[Website and app data records]
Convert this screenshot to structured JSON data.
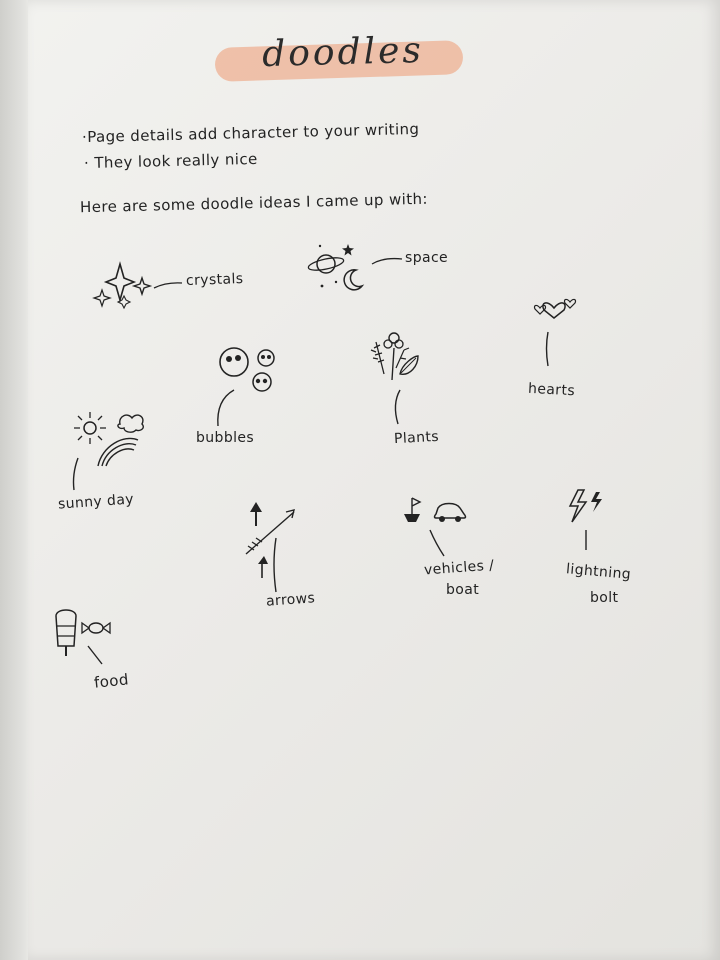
{
  "page": {
    "title": "doodles",
    "bullets": [
      "·Page details add character to your writing",
      "· They look really nice"
    ],
    "intro": "Here are some doodle ideas I came up with:"
  },
  "doodle_labels": {
    "crystals": "crystals",
    "space": "space",
    "bubbles": "bubbles",
    "plants": "Plants",
    "hearts": "hearts",
    "sunny_day": "sunny day",
    "arrows": "arrows",
    "vehicles_line1": "vehicles /",
    "vehicles_line2": "boat",
    "lightning_line1": "lightning",
    "lightning_line2": "bolt",
    "food": "food"
  },
  "colors": {
    "ink": "#232323",
    "highlight": "#eeb69a",
    "paper": "#efefec"
  },
  "icons": [
    "sparkle-icon",
    "planet-icon",
    "moon-icon",
    "star-icon",
    "bubble-icon",
    "flower-icon",
    "leaf-icon",
    "heart-icon",
    "sun-icon",
    "cloud-icon",
    "rainbow-icon",
    "arrow-icon",
    "flag-boat-icon",
    "car-icon",
    "lightning-icon",
    "ice-lolly-icon",
    "candy-icon"
  ]
}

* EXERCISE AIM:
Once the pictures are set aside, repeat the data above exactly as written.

* RESULT OF THIS TASK:
Convert this screenshot to structured JSON data.
{
  "page": {
    "title": "doodles",
    "bullets": [
      "·Page details add character to your writing",
      "· They look really nice"
    ],
    "intro": "Here are some doodle ideas I came up with:"
  },
  "doodle_labels": {
    "crystals": "crystals",
    "space": "space",
    "bubbles": "bubbles",
    "plants": "Plants",
    "hearts": "hearts",
    "sunny_day": "sunny day",
    "arrows": "arrows",
    "vehicles_line1": "vehicles /",
    "vehicles_line2": "boat",
    "lightning_line1": "lightning",
    "lightning_line2": "bolt",
    "food": "food"
  },
  "colors": {
    "ink": "#232323",
    "highlight": "#eeb69a",
    "paper": "#efefec"
  },
  "icons": [
    "sparkle-icon",
    "planet-icon",
    "moon-icon",
    "star-icon",
    "bubble-icon",
    "flower-icon",
    "leaf-icon",
    "heart-icon",
    "sun-icon",
    "cloud-icon",
    "rainbow-icon",
    "arrow-icon",
    "flag-boat-icon",
    "car-icon",
    "lightning-icon",
    "ice-lolly-icon",
    "candy-icon"
  ]
}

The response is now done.